More than two centuries ago famine struck in Africa hard following record low levels of water in the Nile River. Surprisingly, faraway volcanic eruptions have been found to be responsible for the calamity according to a new study!
A cascade of events was generated by volcanic eruptions on Iceland that led the Nile River to shrink. According to the study, it all happened from June 1783 through February 1784.
Laki Craters on this European island in the North Atlantic erupted 10 times in a series. And this changed the atmospheric conditions in most of the Northern Hemisphere.
In the summer of 1783, unusual temperature and precipitation patterns peaked, causing rainfall below-normal in most of the Nile drainage basin. Eventually, following the eruptions, the mighty river had record low levels for up to one year!

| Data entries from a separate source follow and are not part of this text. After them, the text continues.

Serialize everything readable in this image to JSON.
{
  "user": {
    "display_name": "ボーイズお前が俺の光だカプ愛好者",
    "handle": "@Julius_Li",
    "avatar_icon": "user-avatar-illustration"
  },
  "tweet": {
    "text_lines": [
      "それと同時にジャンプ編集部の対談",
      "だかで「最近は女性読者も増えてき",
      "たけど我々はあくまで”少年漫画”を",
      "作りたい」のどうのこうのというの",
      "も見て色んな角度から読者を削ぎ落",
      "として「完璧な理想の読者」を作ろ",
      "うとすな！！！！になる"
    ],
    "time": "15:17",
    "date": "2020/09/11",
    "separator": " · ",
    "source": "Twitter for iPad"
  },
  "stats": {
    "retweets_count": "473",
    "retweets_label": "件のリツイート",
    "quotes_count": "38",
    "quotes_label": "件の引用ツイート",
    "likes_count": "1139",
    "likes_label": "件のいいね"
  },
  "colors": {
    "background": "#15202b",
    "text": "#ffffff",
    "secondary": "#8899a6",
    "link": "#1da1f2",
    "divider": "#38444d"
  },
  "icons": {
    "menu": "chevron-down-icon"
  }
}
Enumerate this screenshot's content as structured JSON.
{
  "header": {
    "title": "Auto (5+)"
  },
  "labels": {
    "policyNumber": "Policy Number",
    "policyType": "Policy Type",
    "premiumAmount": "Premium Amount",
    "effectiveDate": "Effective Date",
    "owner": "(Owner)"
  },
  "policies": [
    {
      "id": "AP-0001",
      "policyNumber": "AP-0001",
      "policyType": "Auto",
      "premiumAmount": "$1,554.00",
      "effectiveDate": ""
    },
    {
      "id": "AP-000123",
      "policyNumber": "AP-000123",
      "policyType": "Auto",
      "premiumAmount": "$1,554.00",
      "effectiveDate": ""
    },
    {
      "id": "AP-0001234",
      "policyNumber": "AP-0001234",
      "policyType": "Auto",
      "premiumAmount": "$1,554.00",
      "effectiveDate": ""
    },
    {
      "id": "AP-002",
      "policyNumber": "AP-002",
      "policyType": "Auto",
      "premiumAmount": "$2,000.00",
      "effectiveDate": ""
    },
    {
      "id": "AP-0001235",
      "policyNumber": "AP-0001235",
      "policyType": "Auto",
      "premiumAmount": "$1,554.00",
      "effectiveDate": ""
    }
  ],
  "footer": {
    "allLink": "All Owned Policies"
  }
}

The findings are not just revealing one of the phenomenons of environment-history. These will help forecast climate related to future volcanic activity.